UPDATE, 1:45pm EDT March 23: Veteran International Olympic Committee member Dick Pound told USA TODAY that the 2020 Tokyo Olympic Games are going to be postponed, most likely until 2021. This story is developing.
The International Olympic Committee has heard the outcry from athletes and sports organizations around the world, asking whether the Summer Games in Tokyo will be held, canceled or postponed, and today responded.
IOC president Thomas Bach issued a letter to athletes announcing his organization has begun the process of deciding what to do, and has set a deadline for that decision to be finalized: four weeks.
“Together with all the stakeholders, we have started detailed discussions today to complete our assessment of the rapid development of the worldwide health situation and its impact on the Olympic Games, including a scenario of postponement,” Bach wrote. “We are working very hard, and we are confident that we will have finalised these discussions within the next four weeks.”
Bach made one thing clear: canceling the Olympic Games is off the table.
“Cancellation of the Olympic Games would destroy the Olympic dream of 11,000 athletes from all 206 National Olympic Committees, from the IOC Refugee Olympic Team, most likely for the Paralympic athletes, and for all the people who are supporting you as coaches, doctors, officials, training partners, friends and family. Cancellation would not solve any problem and would help nobody. Therefore it is not on our agenda.”
Bach also explained why it will not simply postpone the games today, citing what he called “uncertain developments in both directions: an improvement, as we are seeing in a number of countries thanks to the severe measures being taken, or a deteriorating situation in other countries.”

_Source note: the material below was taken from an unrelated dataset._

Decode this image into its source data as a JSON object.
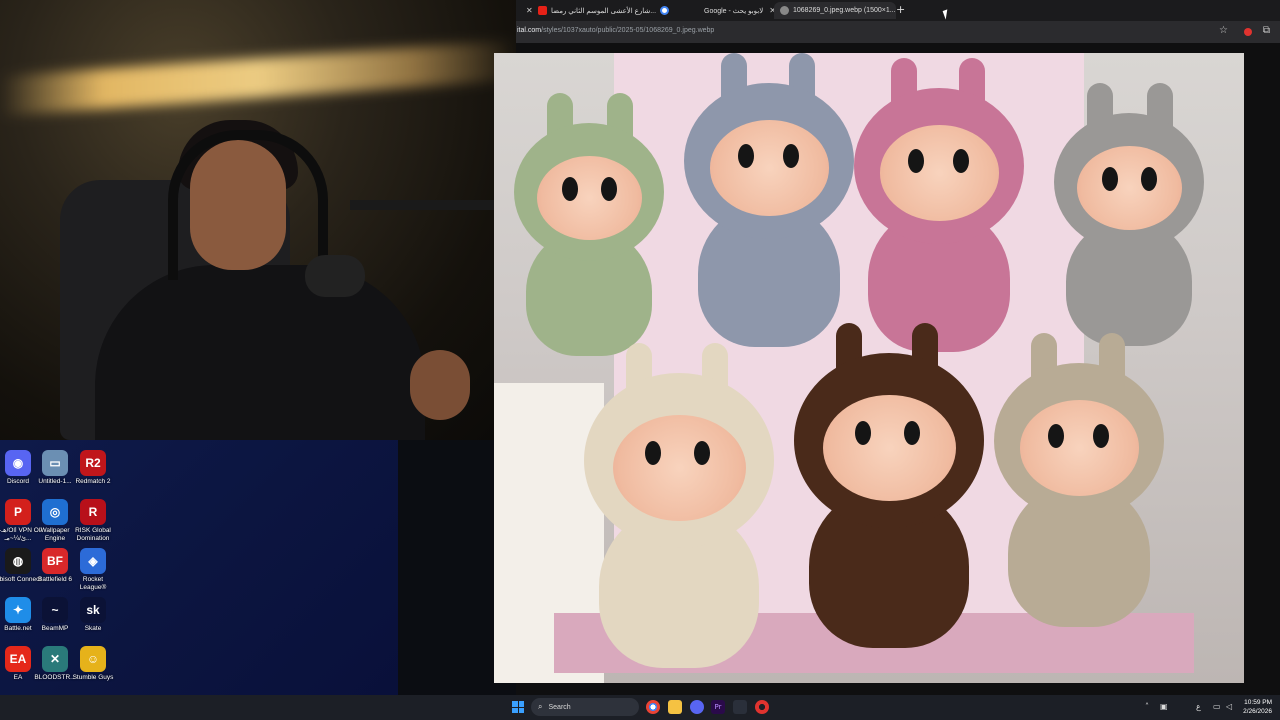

“Contrary to other sports events, to postpone the Olympic Games is an extremely complex challenge,” Bach said in his letter. “A number of critical venues needed for the Games could potentially not be available anymore. The situations with millions of nights already booked in hotels is extremely difficult to handle, and the international sports calendar for at least 33 Olympic sports would have to be adapted.”
And that’s not all of the complications.
But even though Bach said this process of making a call has only just begun, he did explain that throughout the developments of the coronavirus pandemic outbreak, the IOC has been getting advice from a task force that includes the World Health Organization, and looking at a variety of scenarios.
Bach is himself an Olympic athlete.
“As a fellow Olympian, I hope that you can understand our challenge, and accept and support our principles which are to safeguard your, your families’ and everyone’s health, and to keep your Olympic dream alive.”
“As successful athletes, you know that we should never give up, even if the chance to succeed appears to be very small,” wrote Bach. “Our commitment to the Olympic Games Tokyo 2020 is based on this experience. It is our experience as athletes that you must always be ready to adapt to new situations.”
Bach wrote that it his and the IOC’s hope that “at the end of this dark tunnel we are all going through together, not knowing how long it is, the Olympic flame will be a light at the end of this tunnel.”
Read the full letter to Olympic athletes from IOC President Thomas Bach by clicking here.